Deforestation

Deforestation is the process of reducing forested areas to make way for non-forest uses of the land.

Forests are vast collections of carbon, stored both in the trees themselves and in the soil and leaf-litter surrounding them.

This is why reforestation can sequester carbon emissions (CO2) to remove carbon dioxide from the atmosphere and thereby reduce the greenhouse effect.

Burning forests to clear land for agriculture, or logging the forests for valuable timber, causes the carbon dioxide stored in the trees to be released into the atmosphere.

As a result, deforestation contributes around 17.5% of total CO2 emissions globally. Avoiding tropical deforestation could prevent up to 20% of carbon dioxide emissions and protect biodiversity.

Not only does deforestation contribute to climate change, forests are also damaged by global warming, meaning that deforestation is a positive feedback loop.

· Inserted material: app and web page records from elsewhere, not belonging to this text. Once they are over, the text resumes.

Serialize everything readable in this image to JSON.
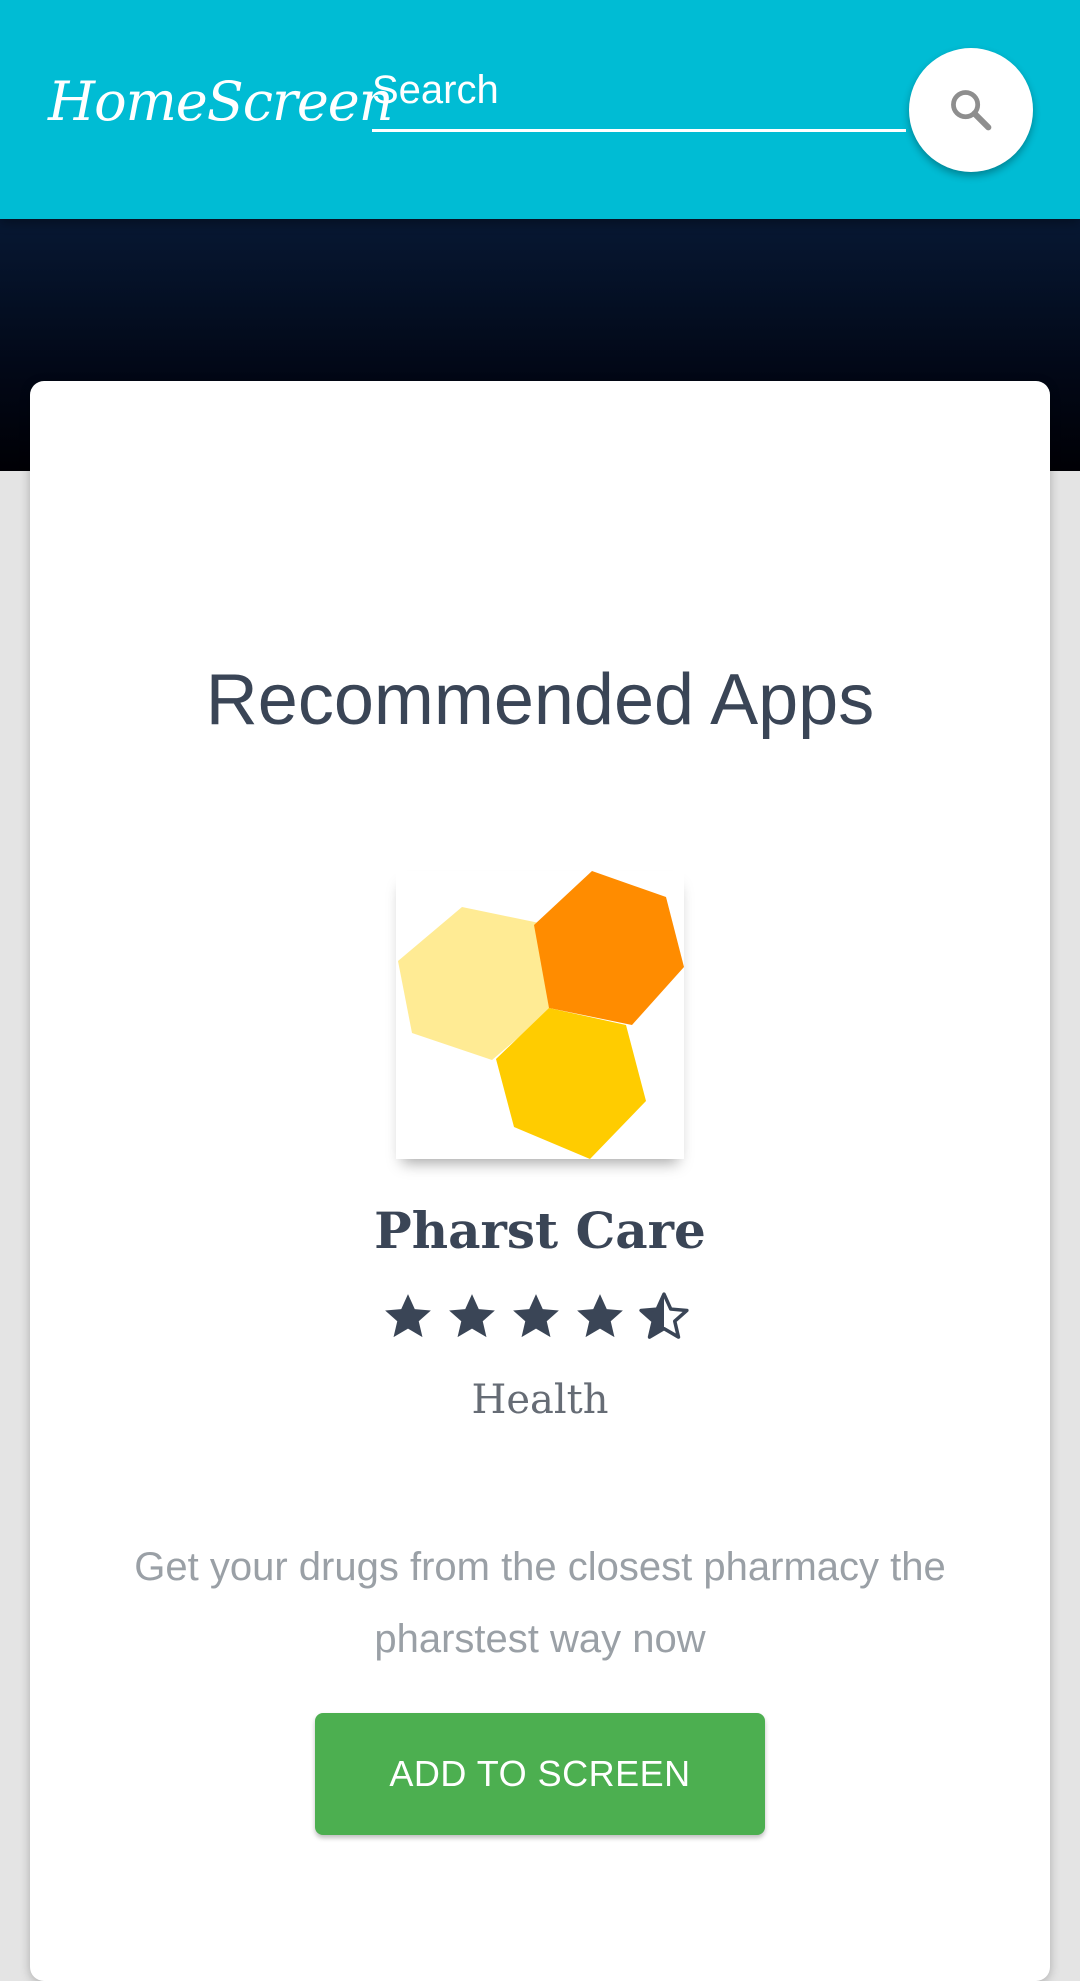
{
  "header": {
    "logo": "HomeScreen",
    "search": {
      "placeholder": "Search",
      "value": ""
    },
    "search_icon": "search-icon"
  },
  "main": {
    "section_title": "Recommended Apps",
    "app": {
      "name": "Pharst Care",
      "rating": 4.5,
      "rating_max": 5,
      "category": "Health",
      "description": "Get your drugs from the closest pharmacy the pharstest way now",
      "add_button_label": "ADD TO SCREEN",
      "icon": "hexagon-cluster-icon"
    }
  },
  "colors": {
    "header": "#00bcd4",
    "hero": "#020817",
    "button": "#4caf50",
    "text_dark": "#3a4556",
    "hex_light": "#ffeb94",
    "hex_orange": "#ff8c00",
    "hex_yellow": "#ffcc00"
  }
}
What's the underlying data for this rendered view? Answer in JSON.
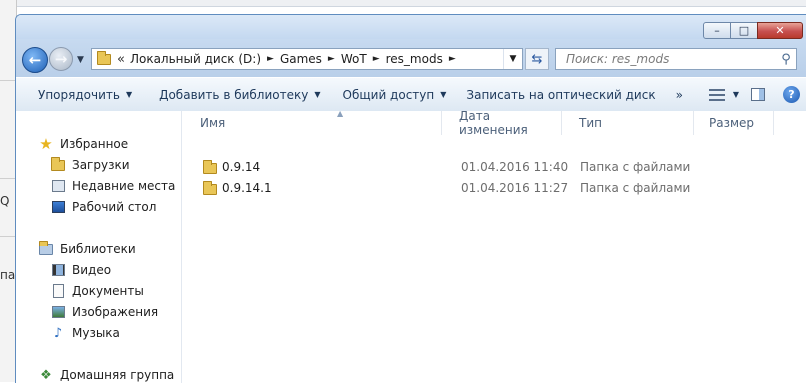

As global warming increases average temperatures, forested areas dry out. This leads to desertification of forested areas, reducing the carbon-absorbing capacity of the land, and thereby accelerating the pace of climate change.

Forest fires also increase as the climate becomes hotter and dryer. UN reports show that the severity of large forest fires has increased by 10% in the United States and up to 118% more land is burnt annually in Canada as a result of global warming. Forest fires release the CO2 stored by the trees into the atmosphere, contributing to the greenhouse effect.

The majority of remaining forests are located in developing countries. Indonesia, Cambodia, Guatemala and Sri Lanka possess the dubious title of the world’s fastest logging nations.

Timber production from forests provide many developing economies with a significant portion of export revenue for many of these low-income nations. Indeed, deforestation can be seen as a consequence of underdevelopment.

Recently more attention has been given to the problem of developing country dependence on timber exports. For instance, in 2008 the United Nations (UN) launched a Reducing Emissions from Deforestation and Forest Degradation in Developing Countries (REDD) program.

This is an is an effort to create a financial value for the carbon stored in forests, offering incentives for developing countries to reduce emissions from forested lands by incorporating forests into in economic solutions to climate change, such as carbon trading systems.

References

Rhett Butler, ‘How to save the Amazon rainforest’, Mongabay, 4 January 2009,http://news.mongabay.com/2009/0104-saving_the_amazon.html

Hegerl, G.C., F. W. Zwiers, et. al., 2007: ‘Understanding and Attributing Climate Change’. In: ‘Climate Change 2007: The Physical Science Basis’. Contribution of Working Group I to the Fourth Assessment Report of the Intergovernmental Panel on Climate Change [Solomon, S., D. Qin, at. al. (eds.)]. Cambridge University Press, Cambridge, United Kingdom and New York, NY, USA, http://www.ipcc.ch/publications_and_data/ar4/wg1/en/ch9.html

Ian Ammison, et. al., 2011, ‘The Copenhagen Diagnosis: Updating the world on the latest climate science’, Elsevier, p. 21.

Ian Ammison, et. al., 2011, ‘The Copenhagen Diagnosis: Updating the world on the latest climate science’, Elsevier, p. 22., Leo Murray, ‘Wake Up, Freak Out, Get a Grip’, www.vimeo.com/1709110?pg=embed&sec=1709110

IPCC, 2007: ‘Climate Change 2007: Synthesis Report’, Contribution of Working Groups I, II and III to the Fourth Assessment Report of the Intergovernmental Panel on Climate Change [Core Writing Team, Pachauri, R.K and Reisinger, A. (eds.)]. IPCC, Geneva, Switzerland

Mongabay, ‘Country Forest Data [sorted by region]’,http://www.mongabay.com/deforestation_rate_tables.htm

Richard Wainwright, Saskia Ozinga, et. al., ‘From green ideals to REDD money’, November 2008, http://www.redd-monitor.org/wordpress/wp-content/uploads/2008/12/document_4316_4321.pdf